▶ _THE TASK_
Read the lines below, and copy any that contain the string "conformité".

[Items from an interface collection]
────────────────────
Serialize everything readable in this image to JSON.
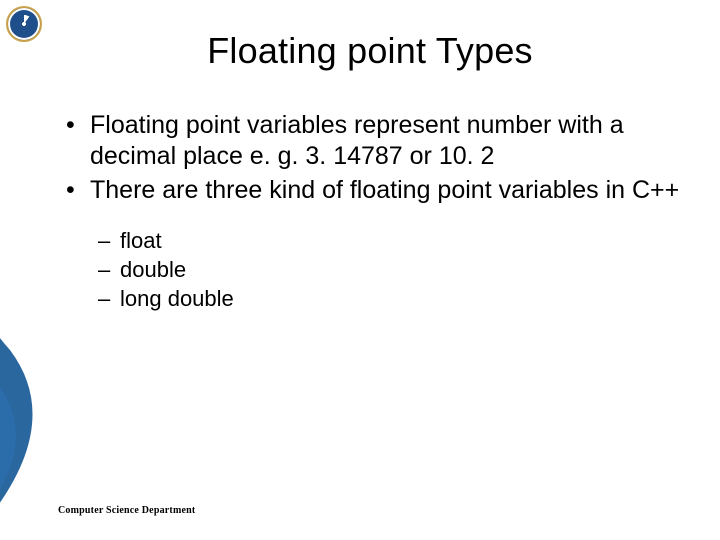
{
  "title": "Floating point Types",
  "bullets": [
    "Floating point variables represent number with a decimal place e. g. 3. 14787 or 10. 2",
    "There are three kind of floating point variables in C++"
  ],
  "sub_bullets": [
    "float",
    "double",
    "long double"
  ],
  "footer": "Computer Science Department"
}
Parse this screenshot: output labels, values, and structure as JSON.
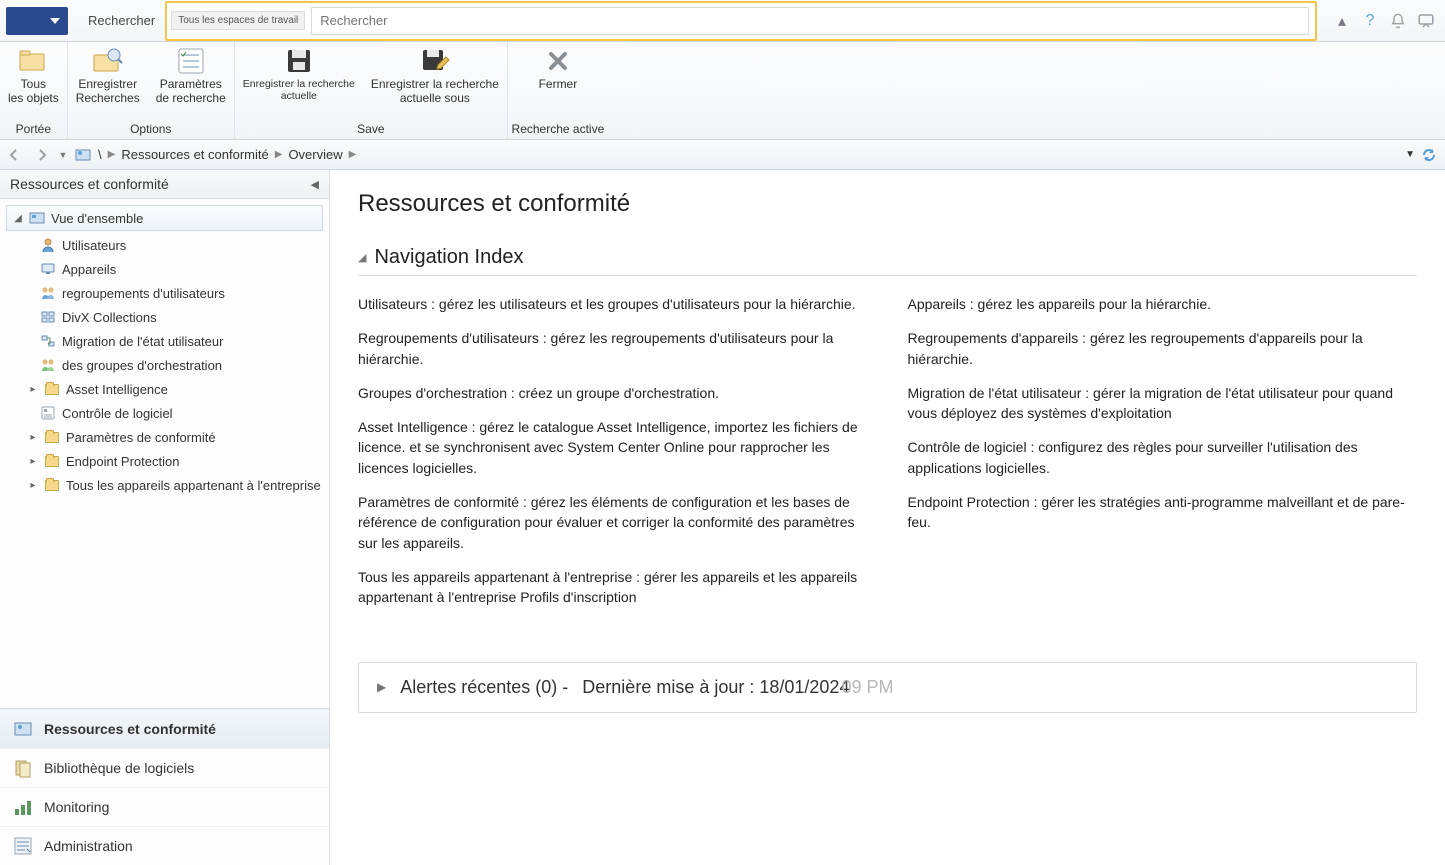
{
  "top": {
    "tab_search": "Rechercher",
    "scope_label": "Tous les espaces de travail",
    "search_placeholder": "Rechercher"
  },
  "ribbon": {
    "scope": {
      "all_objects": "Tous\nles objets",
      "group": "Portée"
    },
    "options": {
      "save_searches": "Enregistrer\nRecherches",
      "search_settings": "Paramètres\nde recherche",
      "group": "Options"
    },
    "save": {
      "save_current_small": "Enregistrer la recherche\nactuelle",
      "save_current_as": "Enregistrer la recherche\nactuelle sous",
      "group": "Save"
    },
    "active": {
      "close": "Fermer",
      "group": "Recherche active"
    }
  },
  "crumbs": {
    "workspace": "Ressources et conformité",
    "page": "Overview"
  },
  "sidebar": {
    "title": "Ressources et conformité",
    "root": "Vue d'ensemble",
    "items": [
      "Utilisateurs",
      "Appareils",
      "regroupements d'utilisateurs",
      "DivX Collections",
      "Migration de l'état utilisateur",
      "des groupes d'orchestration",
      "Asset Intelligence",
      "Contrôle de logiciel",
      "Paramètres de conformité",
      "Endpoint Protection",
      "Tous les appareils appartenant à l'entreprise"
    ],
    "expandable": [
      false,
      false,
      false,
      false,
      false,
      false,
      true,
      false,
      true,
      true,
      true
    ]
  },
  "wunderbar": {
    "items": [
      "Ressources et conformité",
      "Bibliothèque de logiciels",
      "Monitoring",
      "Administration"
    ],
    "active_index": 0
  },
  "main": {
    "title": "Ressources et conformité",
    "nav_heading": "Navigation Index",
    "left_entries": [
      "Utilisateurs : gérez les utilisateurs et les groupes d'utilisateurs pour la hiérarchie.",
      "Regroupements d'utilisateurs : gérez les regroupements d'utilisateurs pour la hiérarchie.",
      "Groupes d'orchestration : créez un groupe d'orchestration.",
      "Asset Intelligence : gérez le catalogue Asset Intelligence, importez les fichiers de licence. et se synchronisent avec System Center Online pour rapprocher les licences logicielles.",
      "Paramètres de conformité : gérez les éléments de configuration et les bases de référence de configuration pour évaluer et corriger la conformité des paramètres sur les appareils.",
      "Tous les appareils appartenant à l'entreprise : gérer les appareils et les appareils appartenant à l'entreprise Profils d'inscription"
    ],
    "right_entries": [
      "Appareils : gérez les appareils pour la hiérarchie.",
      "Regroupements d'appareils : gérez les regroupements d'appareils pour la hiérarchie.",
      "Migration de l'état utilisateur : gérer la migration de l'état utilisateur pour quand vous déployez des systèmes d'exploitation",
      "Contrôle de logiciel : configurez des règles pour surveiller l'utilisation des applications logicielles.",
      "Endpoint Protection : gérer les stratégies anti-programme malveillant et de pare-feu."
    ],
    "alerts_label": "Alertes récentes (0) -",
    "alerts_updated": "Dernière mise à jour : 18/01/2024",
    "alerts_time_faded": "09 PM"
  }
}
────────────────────
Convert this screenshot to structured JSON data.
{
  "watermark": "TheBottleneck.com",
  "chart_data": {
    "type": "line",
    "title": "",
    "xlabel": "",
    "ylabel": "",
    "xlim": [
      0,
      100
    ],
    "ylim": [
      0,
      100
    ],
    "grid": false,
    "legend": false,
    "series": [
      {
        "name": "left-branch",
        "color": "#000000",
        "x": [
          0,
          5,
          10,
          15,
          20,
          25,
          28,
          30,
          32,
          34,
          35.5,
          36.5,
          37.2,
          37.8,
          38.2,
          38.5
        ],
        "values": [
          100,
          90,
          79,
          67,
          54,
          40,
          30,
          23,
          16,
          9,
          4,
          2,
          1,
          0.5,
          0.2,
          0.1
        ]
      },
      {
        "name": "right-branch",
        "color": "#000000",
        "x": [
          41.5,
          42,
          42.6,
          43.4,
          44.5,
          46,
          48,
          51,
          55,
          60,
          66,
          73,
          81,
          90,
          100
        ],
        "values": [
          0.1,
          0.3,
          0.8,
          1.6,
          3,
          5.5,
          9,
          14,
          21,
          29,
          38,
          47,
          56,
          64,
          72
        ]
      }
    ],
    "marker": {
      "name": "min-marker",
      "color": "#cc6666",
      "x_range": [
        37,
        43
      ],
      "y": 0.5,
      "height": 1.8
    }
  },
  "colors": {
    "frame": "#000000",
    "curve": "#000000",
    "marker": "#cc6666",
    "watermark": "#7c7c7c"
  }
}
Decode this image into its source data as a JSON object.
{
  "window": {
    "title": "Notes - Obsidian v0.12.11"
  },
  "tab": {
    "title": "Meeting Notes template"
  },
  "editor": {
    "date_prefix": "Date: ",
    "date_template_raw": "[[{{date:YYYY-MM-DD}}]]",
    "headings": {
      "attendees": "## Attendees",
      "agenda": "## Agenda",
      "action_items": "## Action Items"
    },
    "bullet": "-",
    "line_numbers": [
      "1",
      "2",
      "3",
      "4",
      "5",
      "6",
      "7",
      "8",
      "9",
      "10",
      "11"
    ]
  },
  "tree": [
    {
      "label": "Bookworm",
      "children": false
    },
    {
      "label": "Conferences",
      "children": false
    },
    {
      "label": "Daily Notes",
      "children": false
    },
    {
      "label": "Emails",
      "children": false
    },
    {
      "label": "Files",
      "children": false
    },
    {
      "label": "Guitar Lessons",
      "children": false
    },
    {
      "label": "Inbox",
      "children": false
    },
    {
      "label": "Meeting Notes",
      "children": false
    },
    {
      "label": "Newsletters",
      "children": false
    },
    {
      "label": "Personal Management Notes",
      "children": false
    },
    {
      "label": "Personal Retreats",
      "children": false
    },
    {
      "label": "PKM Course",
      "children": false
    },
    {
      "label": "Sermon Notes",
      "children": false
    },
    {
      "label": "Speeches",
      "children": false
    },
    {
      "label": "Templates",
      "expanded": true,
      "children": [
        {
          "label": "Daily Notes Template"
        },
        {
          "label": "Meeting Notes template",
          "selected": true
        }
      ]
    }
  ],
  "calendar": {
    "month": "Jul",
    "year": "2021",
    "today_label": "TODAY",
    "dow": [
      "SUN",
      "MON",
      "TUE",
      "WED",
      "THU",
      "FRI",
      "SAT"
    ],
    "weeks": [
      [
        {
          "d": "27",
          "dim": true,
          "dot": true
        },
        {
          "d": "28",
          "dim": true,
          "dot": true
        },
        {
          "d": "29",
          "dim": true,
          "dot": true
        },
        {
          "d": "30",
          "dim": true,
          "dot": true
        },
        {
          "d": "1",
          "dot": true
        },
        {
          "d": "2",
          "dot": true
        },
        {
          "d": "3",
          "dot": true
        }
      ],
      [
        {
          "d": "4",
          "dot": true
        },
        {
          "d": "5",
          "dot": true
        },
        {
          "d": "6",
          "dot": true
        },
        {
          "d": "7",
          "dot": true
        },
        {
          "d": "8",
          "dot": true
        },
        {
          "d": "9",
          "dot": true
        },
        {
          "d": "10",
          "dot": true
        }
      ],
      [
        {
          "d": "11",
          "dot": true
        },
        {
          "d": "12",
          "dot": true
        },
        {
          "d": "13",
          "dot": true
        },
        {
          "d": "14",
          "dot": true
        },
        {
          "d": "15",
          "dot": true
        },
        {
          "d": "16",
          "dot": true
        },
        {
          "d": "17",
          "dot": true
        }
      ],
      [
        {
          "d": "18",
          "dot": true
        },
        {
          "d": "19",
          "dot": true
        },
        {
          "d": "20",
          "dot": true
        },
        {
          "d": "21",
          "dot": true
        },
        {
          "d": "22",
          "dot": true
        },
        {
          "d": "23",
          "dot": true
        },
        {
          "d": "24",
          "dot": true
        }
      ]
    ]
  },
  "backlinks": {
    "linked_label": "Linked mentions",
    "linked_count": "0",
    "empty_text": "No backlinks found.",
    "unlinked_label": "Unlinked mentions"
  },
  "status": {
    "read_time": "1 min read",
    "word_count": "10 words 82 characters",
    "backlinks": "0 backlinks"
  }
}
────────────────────
▶ _YOUR RESPONSE_
    "workspace": "Ressources et conformité",
    "title": "Ressources et conformité",
      "Paramètres de conformité",
      "Ressources et conformité",
    "title": "Ressources et conformité",
      "Paramètres de conformité : gérez les éléments de configuration et les bases de référence de configuration pour évaluer et corriger la conformité des paramètres sur les appareils.",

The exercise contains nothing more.